Readings & Assignments


Sept 13

Introduction Evolution

Chapter 1


Sept 20

Natural Selection
Human Origins

Chapter 2; Pgs. 90-96 (3rd Edition)

Assignment 1: Due Sept 24 @ Midnight


Sept 27

Sexual Selection

Human Mate Choice

Chapter 3; 

Chapter 4

Assignment 2 Due: Oct 1 @ Midnight


Oct 4

Cognitive Development

Chapter 5

Oct 11


Oct 18


Weeks 1-4


Oct 25

Social Development
Kin Selection and families

Chapter 6; Chapter 7


Nov 1

Cooperation and Reciprocity

Chapter 8


Nov 8

Evolution, Cognition and Memory

Chapter 9

Assignment 3 Due: Nov 12 @ Midnight


Nov 15

Emotion, Competition and Violence
Individual Differences

Chapter 11, Chapter 13


Nov 22

Darwinian Medicine

Chapter 12

Assignment 4 Due: Nov 26 @ Midnight


Nov 29


Chapter 10

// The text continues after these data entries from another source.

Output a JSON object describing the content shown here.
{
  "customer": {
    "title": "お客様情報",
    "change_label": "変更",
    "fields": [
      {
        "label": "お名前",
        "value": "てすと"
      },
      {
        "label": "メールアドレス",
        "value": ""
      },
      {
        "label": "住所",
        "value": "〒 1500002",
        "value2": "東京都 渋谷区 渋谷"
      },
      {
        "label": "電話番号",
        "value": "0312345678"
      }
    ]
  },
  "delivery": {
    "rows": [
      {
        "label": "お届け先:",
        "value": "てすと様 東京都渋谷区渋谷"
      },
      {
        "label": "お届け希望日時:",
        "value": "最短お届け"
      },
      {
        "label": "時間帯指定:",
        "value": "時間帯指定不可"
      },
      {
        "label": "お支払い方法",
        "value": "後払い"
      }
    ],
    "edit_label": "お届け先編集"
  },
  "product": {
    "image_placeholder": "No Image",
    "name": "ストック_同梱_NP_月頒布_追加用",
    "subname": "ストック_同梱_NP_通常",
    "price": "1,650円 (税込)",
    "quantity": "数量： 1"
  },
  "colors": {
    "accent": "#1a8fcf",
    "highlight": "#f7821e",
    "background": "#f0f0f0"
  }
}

Assignment 5 Due: Dec 3 @ Midnight


Dec 6

Cultural Evolution
Biogeography and Human History

Chapter 14


Students are responsible for understanding the nature and avoiding the occurrence of plagiarism and other scholastic offenses. Plagiarism and cheating are considered very serious offenses because they undermine the integrity of research and education. Actions constituting a scholastic offense are described at the following link:

As of Sept. 1, 2009, the Department of Psychology will take the following steps to detect scholastic offenses. All multiple-choice tests and exams will be checked for similarities in the pattern of responses using reliable software, and records will be made of student seating locations in all tests and exams. All written assignments will be submitted to TurnItIn, a service designed to detect and deter plagiarism by comparing written material to over 5 billion pages of content located on the Internet or in TurnItIn’s databases. All papers submitted for such checking will be included as source documents in the reference database for the purpose of detecting plagiarism of papers subsequently submitted to the system. Use of the service is subject to the licensing agreement, currently between Western and

Possible penalties for a scholastic offense include failure of the assignment, failure of the course, suspension from the University, and expulsion from the University.


Western’s policy on Accommodation for Medical Illness can be found at: 

Students must see the Academic Counsellor and submit all required documentation in order to be approved for certain accommodation:


Office of the Registrar web site:

Student Development Services web site:

Please see the Psychology Undergraduate web site for information on the following:

- Policy on Cheating and Academic Misconduct
- Procedures for Appealing Academic Evaluations
- Policy on Attendance
- Policy Regarding Makeup Exams and Extensions of Deadlines
- Policy for Assignments
- Short Absences
- Extended Absences
- Documentation
- Academic Concerns
- 2017 Calendar References

No electronic devices, including cell phones and smart watches, will be allowed during exams.